> _What the task asks_: The answer must be an exact copy of every record below.
[Extracted information Boundary: Start]
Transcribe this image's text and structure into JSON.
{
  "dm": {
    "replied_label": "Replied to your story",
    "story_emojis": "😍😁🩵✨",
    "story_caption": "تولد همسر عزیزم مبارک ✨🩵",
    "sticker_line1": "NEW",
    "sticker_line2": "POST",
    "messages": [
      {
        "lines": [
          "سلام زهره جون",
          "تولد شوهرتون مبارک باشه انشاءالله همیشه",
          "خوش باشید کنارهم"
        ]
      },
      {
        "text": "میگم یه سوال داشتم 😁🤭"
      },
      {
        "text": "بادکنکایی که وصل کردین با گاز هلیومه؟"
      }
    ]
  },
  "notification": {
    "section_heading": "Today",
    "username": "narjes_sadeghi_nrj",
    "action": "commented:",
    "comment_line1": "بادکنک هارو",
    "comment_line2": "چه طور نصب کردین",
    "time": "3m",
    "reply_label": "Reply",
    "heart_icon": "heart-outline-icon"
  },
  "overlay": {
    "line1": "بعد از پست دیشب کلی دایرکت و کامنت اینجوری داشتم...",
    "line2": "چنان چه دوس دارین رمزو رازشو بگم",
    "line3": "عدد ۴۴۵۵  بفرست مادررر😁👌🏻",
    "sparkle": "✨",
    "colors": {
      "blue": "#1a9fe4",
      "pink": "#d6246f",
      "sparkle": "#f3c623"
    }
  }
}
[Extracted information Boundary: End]
> _Output below_:
Transcribe this image's text and structure into JSON.
{
  "dm": {
    "replied_label": "Replied to your story",
    "story_emojis": "😍😁🩵✨",
    "story_caption": "تولد همسر عزیزم مبارک ✨🩵",
    "sticker_line1": "NEW",
    "sticker_line2": "POST",
    "messages": [
      {
        "lines": [
          "سلام زهره جون",
          "تولد شوهرتون مبارک باشه انشاءالله همیشه",
          "خوش باشید کنارهم"
        ]
      },
      {
        "text": "میگم یه سوال داشتم 😁🤭"
      },
      {
        "text": "بادکنکایی که وصل کردین با گاز هلیومه؟"
      }
    ]
  },
  "notification": {
    "section_heading": "Today",
    "username": "narjes_sadeghi_nrj",
    "action": "commented:",
    "comment_line1": "بادکنک هارو",
    "comment_line2": "چه طور نصب کردین",
    "time": "3m",
    "reply_label": "Reply",
    "heart_icon": "heart-outline-icon"
  },
  "overlay": {
    "line1": "بعد از پست دیشب کلی دایرکت و کامنت اینجوری داشتم...",
    "line2": "چنان چه دوس دارین رمزو رازشو بگم",
    "line3": "عدد ۴۴۵۵  بفرست مادررر😁👌🏻",
    "sparkle": "✨",
    "colors": {
      "blue": "#1a9fe4",
      "pink": "#d6246f",
      "sparkle": "#f3c623"
    }
  }
}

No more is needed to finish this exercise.